Element data from apps and pages

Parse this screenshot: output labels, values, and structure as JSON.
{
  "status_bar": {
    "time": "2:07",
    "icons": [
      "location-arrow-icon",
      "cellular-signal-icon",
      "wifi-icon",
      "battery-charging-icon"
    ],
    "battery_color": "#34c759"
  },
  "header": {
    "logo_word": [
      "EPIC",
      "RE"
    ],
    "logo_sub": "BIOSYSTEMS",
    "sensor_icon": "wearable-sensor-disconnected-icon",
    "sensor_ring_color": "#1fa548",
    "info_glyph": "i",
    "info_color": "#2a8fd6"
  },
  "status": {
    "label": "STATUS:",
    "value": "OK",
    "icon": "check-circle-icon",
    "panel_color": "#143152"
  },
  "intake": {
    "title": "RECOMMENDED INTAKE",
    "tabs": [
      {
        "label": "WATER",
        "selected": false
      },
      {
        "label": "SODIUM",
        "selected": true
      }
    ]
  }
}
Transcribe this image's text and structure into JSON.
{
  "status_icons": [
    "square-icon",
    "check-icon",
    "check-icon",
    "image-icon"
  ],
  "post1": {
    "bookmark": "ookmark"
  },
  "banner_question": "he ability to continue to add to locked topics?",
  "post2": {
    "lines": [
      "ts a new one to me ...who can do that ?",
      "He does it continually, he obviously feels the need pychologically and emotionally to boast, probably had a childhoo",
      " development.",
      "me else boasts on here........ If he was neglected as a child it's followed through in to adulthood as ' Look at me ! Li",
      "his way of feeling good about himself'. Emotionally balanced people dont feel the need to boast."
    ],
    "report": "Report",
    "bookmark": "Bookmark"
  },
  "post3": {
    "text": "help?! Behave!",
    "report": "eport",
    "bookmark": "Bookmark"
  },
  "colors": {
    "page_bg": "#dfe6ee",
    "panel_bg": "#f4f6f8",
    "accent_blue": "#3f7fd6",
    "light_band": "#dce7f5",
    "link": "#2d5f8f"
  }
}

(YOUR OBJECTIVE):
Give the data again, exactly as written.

(TASK OUTPUT):
Parse this screenshot: output labels, values, and structure as JSON.
{
  "status_bar": {
    "time": "2:07",
    "icons": [
      "location-arrow-icon",
      "cellular-signal-icon",
      "wifi-icon",
      "battery-charging-icon"
    ],
    "battery_color": "#34c759"
  },
  "header": {
    "logo_word": [
      "EPIC",
      "RE"
    ],
    "logo_sub": "BIOSYSTEMS",
    "sensor_icon": "wearable-sensor-disconnected-icon",
    "sensor_ring_color": "#1fa548",
    "info_glyph": "i",
    "info_color": "#2a8fd6"
  },
  "status": {
    "label": "STATUS:",
    "value": "OK",
    "icon": "check-circle-icon",
    "panel_color": "#143152"
  },
  "intake": {
    "title": "RECOMMENDED INTAKE",
    "tabs": [
      {
        "label": "WATER",
        "selected": false
      },
      {
        "label": "SODIUM",
        "selected": true
      }
    ]
  }
}
Transcribe this image's text and structure into JSON.
{
  "status_icons": [
    "square-icon",
    "check-icon",
    "check-icon",
    "image-icon"
  ],
  "post1": {
    "bookmark": "ookmark"
  },
  "banner_question": "he ability to continue to add to locked topics?",
  "post2": {
    "lines": [
      "ts a new one to me ...who can do that ?",
      "He does it continually, he obviously feels the need pychologically and emotionally to boast, probably had a childhoo",
      " development.",
      "me else boasts on here........ If he was neglected as a child it's followed through in to adulthood as ' Look at me ! Li",
      "his way of feeling good about himself'. Emotionally balanced people dont feel the need to boast."
    ],
    "report": "Report",
    "bookmark": "Bookmark"
  },
  "post3": {
    "text": "help?! Behave!",
    "report": "eport",
    "bookmark": "Bookmark"
  },
  "colors": {
    "page_bg": "#dfe6ee",
    "panel_bg": "#f4f6f8",
    "accent_blue": "#3f7fd6",
    "light_band": "#dce7f5",
    "link": "#2d5f8f"
  }
}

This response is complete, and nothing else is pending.